One of the things I respect most about McGonigal is that she has put in the effort to not only write and speak about the potential of games for change, but she’s managed to create several successful titles. Most recently, I checked out her most recent release: SuperBetter.
What It Is
SuperBetter casts each of us as the hero in our own lives … in fact, a SUPERhero … who must overcome a variety of challenges and complete quests in order to overcome the bad guys in our lives – illnesses and injuries, bad habits, temptations, and even addictions. Players determine their own goals and motivations, define the steps to get there, and are rewarded with increasing levels of resilience in four major life areas: mental, emotional, social, and physical. Players are also invited to identify the barriers (framed as bad guys) that they need to deal along the way to a healthy, ideal life.
Along the way, the player-hero also can identify other players who will become allies. Think Avengers of Health and Vitality. Each player can encourage others, cheer efforts and successes, and suggest new challenges as quests. Hopefully no one will Hulk-out on you.
One of the best things about this game is its open structure. Each player defines his or her own goals, the steps to take along the way, and the challenges unique to the the individual situation. You might battle an injury (such as McGonigal’s concussion) or be trying to lose weight. Any health or lifestyle issue can fit into this game smoothly.
If the player has a desire but no idea what steps might be appropriate, advice is available in the form of Power Packs – which are sets of quests and informative science cards designed by SuperBetter and partner organizations. Pick one up and get a quick boost toward achieving your goals – they can all be customized to meet a player’s needs.
Additionally, SuperBetter is designed to include social support through Allies – fellow players that you can invite to your team to give encouragement or to challenge you to cowboy up to meet your own goals. The interface lets each player switch between roles – working on your own hero’s journey or being someone’s ally – so that you can avoid getting overwhelmed if you have a lot of people on your self-improvement team. It’s a nice feature that you have to pick your team-mates for this game. Depending upon your health and improvement goals, you might not want everyone knowing what the monkey on your back is … or how often you fall prey to the ice cream monster in the freezer.
SuperBetter really is a great health and wellness game, played by approximately 120,000 people in the first few months of its release. With an easy to use interface, customizable goals, and easy to follow advice, it really shines as one of the best titles available — on the web or on the smartphone.
Like Mindbloom, however, it seemed too easy, although its difficulty level may be appropriate for the target player. When you’re really struggling with a real life health issue, no one needs to add to that load with game mechanics. The game gives a playful way to record a player’s challenges and successes …. and give some much needed encouragement and channels for support.
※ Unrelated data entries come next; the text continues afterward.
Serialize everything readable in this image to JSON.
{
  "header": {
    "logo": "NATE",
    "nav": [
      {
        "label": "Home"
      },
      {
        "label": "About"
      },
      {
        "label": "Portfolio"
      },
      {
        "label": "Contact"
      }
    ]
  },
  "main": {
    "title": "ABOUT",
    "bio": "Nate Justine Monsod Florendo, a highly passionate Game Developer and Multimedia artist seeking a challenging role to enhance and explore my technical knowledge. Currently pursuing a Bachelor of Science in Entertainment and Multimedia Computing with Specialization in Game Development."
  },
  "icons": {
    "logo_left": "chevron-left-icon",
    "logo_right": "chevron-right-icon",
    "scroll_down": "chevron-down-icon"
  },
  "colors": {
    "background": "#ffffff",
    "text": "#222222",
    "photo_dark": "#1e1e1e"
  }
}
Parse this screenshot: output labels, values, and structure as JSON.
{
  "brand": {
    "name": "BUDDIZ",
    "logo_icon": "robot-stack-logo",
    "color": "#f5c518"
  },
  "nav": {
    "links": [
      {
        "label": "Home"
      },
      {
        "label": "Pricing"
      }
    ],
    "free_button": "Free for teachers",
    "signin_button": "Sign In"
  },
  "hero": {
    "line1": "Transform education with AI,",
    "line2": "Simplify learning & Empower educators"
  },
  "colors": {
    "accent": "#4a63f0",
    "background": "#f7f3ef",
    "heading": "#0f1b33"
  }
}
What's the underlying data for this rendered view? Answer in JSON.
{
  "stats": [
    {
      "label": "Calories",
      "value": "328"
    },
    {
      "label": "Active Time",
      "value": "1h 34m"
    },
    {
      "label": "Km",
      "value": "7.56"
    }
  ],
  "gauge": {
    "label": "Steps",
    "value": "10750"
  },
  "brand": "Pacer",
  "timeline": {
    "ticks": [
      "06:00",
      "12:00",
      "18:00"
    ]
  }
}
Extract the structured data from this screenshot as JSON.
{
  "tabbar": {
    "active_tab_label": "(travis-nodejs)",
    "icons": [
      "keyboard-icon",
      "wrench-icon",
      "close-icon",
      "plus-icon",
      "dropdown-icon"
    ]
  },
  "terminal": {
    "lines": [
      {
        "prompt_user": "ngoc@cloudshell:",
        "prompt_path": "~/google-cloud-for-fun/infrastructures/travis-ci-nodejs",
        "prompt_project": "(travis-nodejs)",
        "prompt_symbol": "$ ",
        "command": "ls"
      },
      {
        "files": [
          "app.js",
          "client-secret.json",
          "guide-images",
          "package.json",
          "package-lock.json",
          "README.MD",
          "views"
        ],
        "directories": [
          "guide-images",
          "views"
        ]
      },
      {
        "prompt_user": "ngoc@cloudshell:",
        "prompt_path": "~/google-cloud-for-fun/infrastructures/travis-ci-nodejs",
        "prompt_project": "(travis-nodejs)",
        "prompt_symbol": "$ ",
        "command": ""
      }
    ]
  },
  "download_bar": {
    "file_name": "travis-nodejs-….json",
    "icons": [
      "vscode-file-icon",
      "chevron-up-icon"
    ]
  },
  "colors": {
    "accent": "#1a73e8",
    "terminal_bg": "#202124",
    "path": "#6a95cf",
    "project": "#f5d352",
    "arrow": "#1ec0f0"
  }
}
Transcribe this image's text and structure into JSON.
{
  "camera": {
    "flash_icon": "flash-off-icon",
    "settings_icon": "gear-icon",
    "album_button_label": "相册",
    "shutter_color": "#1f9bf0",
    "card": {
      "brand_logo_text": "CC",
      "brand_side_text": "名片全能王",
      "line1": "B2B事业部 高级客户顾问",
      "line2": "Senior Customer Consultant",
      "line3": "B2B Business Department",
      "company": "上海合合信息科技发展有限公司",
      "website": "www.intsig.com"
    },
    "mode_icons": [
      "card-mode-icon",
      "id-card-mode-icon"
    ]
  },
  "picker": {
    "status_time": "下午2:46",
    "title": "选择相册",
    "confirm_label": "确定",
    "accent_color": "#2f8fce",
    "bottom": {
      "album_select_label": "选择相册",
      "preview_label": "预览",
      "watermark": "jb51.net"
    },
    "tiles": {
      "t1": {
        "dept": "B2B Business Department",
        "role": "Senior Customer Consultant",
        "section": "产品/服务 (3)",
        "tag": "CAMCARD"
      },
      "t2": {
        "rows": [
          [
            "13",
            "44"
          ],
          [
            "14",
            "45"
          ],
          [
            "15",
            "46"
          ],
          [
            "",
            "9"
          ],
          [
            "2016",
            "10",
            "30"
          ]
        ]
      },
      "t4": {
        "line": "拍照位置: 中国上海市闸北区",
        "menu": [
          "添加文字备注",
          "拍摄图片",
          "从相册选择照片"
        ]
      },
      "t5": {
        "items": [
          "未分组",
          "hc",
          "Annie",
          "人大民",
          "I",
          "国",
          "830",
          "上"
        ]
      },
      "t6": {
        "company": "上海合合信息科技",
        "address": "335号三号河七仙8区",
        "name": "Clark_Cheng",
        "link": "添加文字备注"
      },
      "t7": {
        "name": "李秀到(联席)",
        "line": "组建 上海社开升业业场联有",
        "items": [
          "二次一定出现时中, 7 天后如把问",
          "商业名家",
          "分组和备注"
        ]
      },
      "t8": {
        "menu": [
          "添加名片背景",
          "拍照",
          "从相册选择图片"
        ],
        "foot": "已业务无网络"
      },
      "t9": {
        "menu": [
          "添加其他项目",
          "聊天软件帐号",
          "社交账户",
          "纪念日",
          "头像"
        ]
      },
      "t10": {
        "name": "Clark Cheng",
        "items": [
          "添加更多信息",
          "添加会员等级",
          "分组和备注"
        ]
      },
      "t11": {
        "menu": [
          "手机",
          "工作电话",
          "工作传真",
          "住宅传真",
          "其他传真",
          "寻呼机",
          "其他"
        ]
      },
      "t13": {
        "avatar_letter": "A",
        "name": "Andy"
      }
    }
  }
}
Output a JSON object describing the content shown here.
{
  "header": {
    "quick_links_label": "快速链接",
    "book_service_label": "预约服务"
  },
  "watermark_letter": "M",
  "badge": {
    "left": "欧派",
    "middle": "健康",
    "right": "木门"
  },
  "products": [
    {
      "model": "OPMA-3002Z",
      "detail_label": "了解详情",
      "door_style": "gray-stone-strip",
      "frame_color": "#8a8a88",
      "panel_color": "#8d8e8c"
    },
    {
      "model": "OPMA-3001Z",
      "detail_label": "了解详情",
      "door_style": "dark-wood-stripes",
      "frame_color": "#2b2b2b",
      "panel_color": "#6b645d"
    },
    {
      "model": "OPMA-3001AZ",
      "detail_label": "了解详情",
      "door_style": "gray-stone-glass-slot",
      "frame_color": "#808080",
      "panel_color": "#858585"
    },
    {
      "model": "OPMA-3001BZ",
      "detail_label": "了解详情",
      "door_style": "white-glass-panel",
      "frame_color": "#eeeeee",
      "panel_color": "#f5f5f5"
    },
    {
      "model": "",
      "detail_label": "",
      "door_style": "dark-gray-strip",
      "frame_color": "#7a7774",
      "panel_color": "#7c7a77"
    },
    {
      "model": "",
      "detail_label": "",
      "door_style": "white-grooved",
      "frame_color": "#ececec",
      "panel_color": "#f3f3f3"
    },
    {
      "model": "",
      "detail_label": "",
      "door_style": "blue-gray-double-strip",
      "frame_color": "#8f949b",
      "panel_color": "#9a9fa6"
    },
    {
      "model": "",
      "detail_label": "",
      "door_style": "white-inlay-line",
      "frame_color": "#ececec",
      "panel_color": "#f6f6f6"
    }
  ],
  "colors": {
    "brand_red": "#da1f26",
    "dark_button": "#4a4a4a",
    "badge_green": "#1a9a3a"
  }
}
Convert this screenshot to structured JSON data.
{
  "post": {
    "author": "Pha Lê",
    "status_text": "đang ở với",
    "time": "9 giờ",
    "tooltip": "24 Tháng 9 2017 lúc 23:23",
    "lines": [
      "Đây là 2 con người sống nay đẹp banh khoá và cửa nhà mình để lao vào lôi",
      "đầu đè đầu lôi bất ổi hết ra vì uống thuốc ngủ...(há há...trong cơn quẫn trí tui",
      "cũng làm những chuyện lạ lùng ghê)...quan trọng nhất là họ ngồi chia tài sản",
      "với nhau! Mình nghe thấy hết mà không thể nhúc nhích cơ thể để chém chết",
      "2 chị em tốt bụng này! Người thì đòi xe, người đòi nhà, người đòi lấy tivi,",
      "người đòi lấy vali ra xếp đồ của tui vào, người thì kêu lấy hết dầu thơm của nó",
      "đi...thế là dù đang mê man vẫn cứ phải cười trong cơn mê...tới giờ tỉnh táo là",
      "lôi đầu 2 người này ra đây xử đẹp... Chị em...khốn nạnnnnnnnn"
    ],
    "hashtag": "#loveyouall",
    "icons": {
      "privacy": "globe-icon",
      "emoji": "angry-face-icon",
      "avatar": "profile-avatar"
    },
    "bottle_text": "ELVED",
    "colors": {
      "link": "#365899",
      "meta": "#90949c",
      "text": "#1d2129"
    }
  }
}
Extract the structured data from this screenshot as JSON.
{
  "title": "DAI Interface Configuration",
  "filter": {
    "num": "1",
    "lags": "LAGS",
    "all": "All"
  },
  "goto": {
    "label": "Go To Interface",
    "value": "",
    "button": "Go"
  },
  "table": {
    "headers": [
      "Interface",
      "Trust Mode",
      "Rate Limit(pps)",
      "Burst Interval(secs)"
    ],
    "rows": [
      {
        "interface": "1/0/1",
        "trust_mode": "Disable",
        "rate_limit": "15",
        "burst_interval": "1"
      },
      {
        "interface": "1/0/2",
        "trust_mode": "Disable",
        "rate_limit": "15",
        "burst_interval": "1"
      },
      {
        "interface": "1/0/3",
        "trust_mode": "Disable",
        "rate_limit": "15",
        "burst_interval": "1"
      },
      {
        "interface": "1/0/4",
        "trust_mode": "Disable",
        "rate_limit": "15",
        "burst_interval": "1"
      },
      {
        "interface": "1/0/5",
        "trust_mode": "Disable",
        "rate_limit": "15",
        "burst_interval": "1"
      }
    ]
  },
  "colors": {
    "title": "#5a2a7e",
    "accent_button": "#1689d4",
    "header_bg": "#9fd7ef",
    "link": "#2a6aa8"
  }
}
- Jane McGonigal: The game that can give you 10 extra years of life (lugenfamilyoffice.com)
- 10 online games … with a social purpose (ted.com)